  6. Benefits of Biotechnology • Higher crop yields can boost incomes for farmers • Biotechnology seeds enable farmers to increase their agricultural productivity and provide a higher quality crop, which, in turn, translates into higher incomes. • Consistent and improved food supply can help to stimulate local economies.

  7. Benefits of Biotechnology • Biotechnology can benefit through the production of new nutritionally enhanced foods. • Nutritionally enhanced biotech food is currently a major area of research that has already produced a few promising products.

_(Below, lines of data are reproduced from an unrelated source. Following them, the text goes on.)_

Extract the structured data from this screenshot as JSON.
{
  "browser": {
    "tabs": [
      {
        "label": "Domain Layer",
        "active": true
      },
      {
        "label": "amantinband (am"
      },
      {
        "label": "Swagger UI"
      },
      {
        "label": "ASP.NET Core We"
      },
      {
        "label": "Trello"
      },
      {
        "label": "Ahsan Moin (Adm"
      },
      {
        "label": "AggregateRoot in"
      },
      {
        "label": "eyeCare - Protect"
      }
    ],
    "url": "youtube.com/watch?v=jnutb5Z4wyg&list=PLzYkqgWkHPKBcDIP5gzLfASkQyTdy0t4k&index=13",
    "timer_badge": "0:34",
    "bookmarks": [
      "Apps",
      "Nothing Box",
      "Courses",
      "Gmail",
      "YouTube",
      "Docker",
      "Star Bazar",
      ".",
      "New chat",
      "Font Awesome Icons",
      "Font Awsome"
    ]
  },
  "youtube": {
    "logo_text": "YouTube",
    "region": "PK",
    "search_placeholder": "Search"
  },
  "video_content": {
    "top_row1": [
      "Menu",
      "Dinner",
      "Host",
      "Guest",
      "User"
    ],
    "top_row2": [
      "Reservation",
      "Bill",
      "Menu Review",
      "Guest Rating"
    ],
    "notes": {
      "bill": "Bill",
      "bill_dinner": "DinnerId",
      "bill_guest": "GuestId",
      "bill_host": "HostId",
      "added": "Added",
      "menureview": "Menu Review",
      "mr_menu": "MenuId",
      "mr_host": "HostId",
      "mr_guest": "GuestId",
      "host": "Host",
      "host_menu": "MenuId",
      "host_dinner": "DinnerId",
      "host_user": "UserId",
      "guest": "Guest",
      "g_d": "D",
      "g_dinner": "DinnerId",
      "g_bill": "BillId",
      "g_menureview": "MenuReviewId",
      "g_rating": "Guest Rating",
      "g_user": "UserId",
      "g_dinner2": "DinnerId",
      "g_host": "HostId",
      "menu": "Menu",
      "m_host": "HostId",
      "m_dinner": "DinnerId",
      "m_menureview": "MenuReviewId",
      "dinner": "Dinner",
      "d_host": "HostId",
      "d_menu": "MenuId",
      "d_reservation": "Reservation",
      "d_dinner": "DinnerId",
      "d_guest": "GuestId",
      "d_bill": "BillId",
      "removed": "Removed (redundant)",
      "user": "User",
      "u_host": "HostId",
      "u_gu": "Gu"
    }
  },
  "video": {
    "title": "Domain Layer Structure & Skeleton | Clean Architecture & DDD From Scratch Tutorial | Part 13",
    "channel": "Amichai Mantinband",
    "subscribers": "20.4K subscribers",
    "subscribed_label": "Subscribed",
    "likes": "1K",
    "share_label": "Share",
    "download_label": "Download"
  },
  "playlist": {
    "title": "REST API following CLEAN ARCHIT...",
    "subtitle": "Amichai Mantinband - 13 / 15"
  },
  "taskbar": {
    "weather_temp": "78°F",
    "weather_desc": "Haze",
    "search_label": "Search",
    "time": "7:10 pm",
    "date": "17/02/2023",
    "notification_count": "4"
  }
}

For example: • cooking oils with unique fatty acid profiles and less then one percent trans fats and, • corn with higher concentrations of amino acids, certain oils and minerals ideal for animal feed.

  8. Benefits of Biotechnology • Many products in development are being engineered to confer nutritional benefits, such as the new: • “golden rice” which contains added beta-carotene and iron. • Scientists are conducting research on ways to make foods, such as soy and peanuts, with fewer allergens by removing the offending proteins which cause allergic reactions in people. • Also in development are fruits and vegetables with higher levels of nutrients, such as vitamins, minerals, and protein.  • Overall reduction of malnutrition.

  9. Benefits of Biotechnology • Using biotechnology to improve human health – use of biotechnology in medicine. • Production of insulin to help diabetic patients. • Gene therapy - experimental technique that uses genes to replace missing or defective ones or treat or prevent disease (genetic disorders).

  10. But to attain these benefits … • Technologies have to be adapted to local circumstances based on agro-ecological principles and local conditions. • Farmers’ support organizations are needed to reduce the costs and improve the effectiveness of technical assistance efforts • Farmers especially smallholders’ need assistance to gain access to markets for organic and other high value products.

  11. Effective institutions and a stable, enabling and supportive policy environment are also critical. • Promotion of learning culture – “what works well where and why” • Integration of traditional farming practices in research and development programmes • Technology is profitable in a relatively short period of time; does not substantially increase risks; and is consistent with farmers’ endowments of knowledge, management skill, land, labour, and other assets.

  12. Socio-economic considerations in Biosafety • Article 26 of the Cartagena Protocol on Biosafety: • Countries may consider socio-economic considerations in their decision making • National legislation may expand scope

  13. Potential socio-economic risks • Loss of alternative food and medicinal sources due to mono-cropping. • Intellectual property right issues – seed rights and farmers’ rights to seeds – traditional ways of sharing seeds. • Loss of labour • Impact on trade and markets. • Impact on consumer choice – consumers should be able to choice.

  14. THANK YOU

  15. What are the problems faced by farmers? • Productivity constraints – producing less • Environmental concerns – draught, floods, human and wildlife conflicts • Malnutrition and Diverse nutritional needs – deficiency of nutrients and/or lack of nutrients rich foods. • Access to market and limited value addition locally – lack of market intelligence and export raw or barely processed goods • Capital – no or limited financial resources and returns (low income derived from agriculture)